BRIEF:
Except for images, print the whole listing verbatim.

╭─ MATERIAL FOR THE TASK

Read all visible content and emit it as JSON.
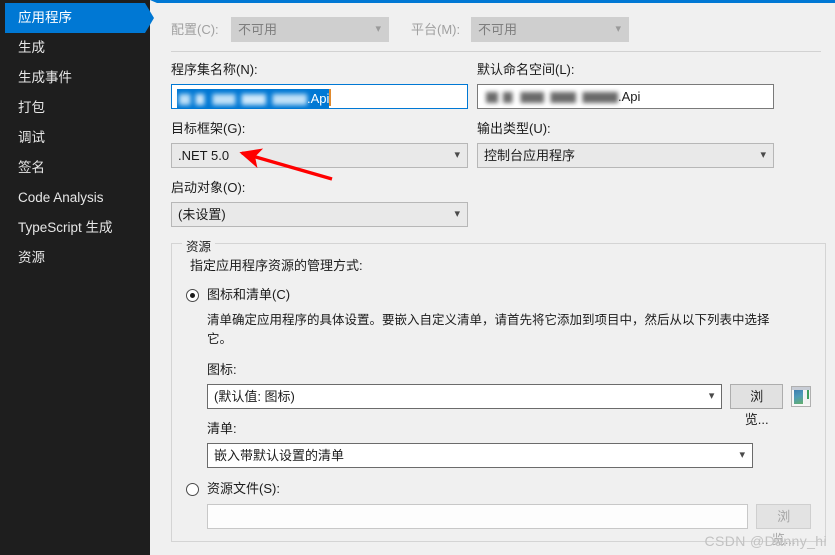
{
  "window": {
    "accent_color": "#0078d4",
    "sidebar_bg": "#1e1e1e",
    "pane_bg": "#f0f0f0"
  },
  "sidebar": {
    "items": [
      {
        "label": "应用程序",
        "selected": true
      },
      {
        "label": "生成",
        "selected": false
      },
      {
        "label": "生成事件",
        "selected": false
      },
      {
        "label": "打包",
        "selected": false
      },
      {
        "label": "调试",
        "selected": false
      },
      {
        "label": "签名",
        "selected": false
      },
      {
        "label": "Code Analysis",
        "selected": false
      },
      {
        "label": "TypeScript 生成",
        "selected": false
      },
      {
        "label": "资源",
        "selected": false
      }
    ]
  },
  "main": {
    "configuration": {
      "label": "配置(C):",
      "value": "不可用",
      "enabled": false
    },
    "platform": {
      "label": "平台(M):",
      "value": "不可用",
      "enabled": false
    },
    "assembly_name": {
      "label": "程序集名称(N):",
      "value_suffix": ".Api",
      "redacted": true,
      "selected": true
    },
    "default_namespace": {
      "label": "默认命名空间(L):",
      "value_suffix": ".Api",
      "redacted": true
    },
    "target_framework": {
      "label": "目标框架(G):",
      "value": ".NET 5.0"
    },
    "output_type": {
      "label": "输出类型(U):",
      "value": "控制台应用程序"
    },
    "startup_object": {
      "label": "启动对象(O):",
      "value": "(未设置)"
    },
    "resources": {
      "group_title": "资源",
      "description": "指定应用程序资源的管理方式:",
      "icon_manifest_option": {
        "label": "图标和清单(C)",
        "selected": true,
        "help_text": "清单确定应用程序的具体设置。要嵌入自定义清单，请首先将它添加到项目中，然后从以下列表中选择它。",
        "icon": {
          "label": "图标:",
          "value": "(默认值: 图标)",
          "browse_label": "浏览...",
          "preview_icon_name": "icon-preview-thumbnail"
        },
        "manifest": {
          "label": "清单:",
          "value": "嵌入带默认设置的清单"
        }
      },
      "resource_file_option": {
        "label": "资源文件(S):",
        "selected": false,
        "value": "",
        "browse_label": "浏览...",
        "browse_enabled": false
      }
    }
  },
  "annotation": {
    "arrow_color": "#ff0000",
    "points_at": ".NET 5.0"
  },
  "watermark": {
    "text": "CSDN @Danny_hi"
  }
}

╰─

EXERCISE ANSWER:
Read all visible content and emit it as JSON.
{
  "window": {
    "accent_color": "#0078d4",
    "sidebar_bg": "#1e1e1e",
    "pane_bg": "#f0f0f0"
  },
  "sidebar": {
    "items": [
      {
        "label": "应用程序",
        "selected": true
      },
      {
        "label": "生成",
        "selected": false
      },
      {
        "label": "生成事件",
        "selected": false
      },
      {
        "label": "打包",
        "selected": false
      },
      {
        "label": "调试",
        "selected": false
      },
      {
        "label": "签名",
        "selected": false
      },
      {
        "label": "Code Analysis",
        "selected": false
      },
      {
        "label": "TypeScript 生成",
        "selected": false
      },
      {
        "label": "资源",
        "selected": false
      }
    ]
  },
  "main": {
    "configuration": {
      "label": "配置(C):",
      "value": "不可用",
      "enabled": false
    },
    "platform": {
      "label": "平台(M):",
      "value": "不可用",
      "enabled": false
    },
    "assembly_name": {
      "label": "程序集名称(N):",
      "value_suffix": ".Api",
      "redacted": true,
      "selected": true
    },
    "default_namespace": {
      "label": "默认命名空间(L):",
      "value_suffix": ".Api",
      "redacted": true
    },
    "target_framework": {
      "label": "目标框架(G):",
      "value": ".NET 5.0"
    },
    "output_type": {
      "label": "输出类型(U):",
      "value": "控制台应用程序"
    },
    "startup_object": {
      "label": "启动对象(O):",
      "value": "(未设置)"
    },
    "resources": {
      "group_title": "资源",
      "description": "指定应用程序资源的管理方式:",
      "icon_manifest_option": {
        "label": "图标和清单(C)",
        "selected": true,
        "help_text": "清单确定应用程序的具体设置。要嵌入自定义清单，请首先将它添加到项目中，然后从以下列表中选择它。",
        "icon": {
          "label": "图标:",
          "value": "(默认值: 图标)",
          "browse_label": "浏览...",
          "preview_icon_name": "icon-preview-thumbnail"
        },
        "manifest": {
          "label": "清单:",
          "value": "嵌入带默认设置的清单"
        }
      },
      "resource_file_option": {
        "label": "资源文件(S):",
        "selected": false,
        "value": "",
        "browse_label": "浏览...",
        "browse_enabled": false
      }
    }
  },
  "annotation": {
    "arrow_color": "#ff0000",
    "points_at": ".NET 5.0"
  },
  "watermark": {
    "text": "CSDN @Danny_hi"
  }
}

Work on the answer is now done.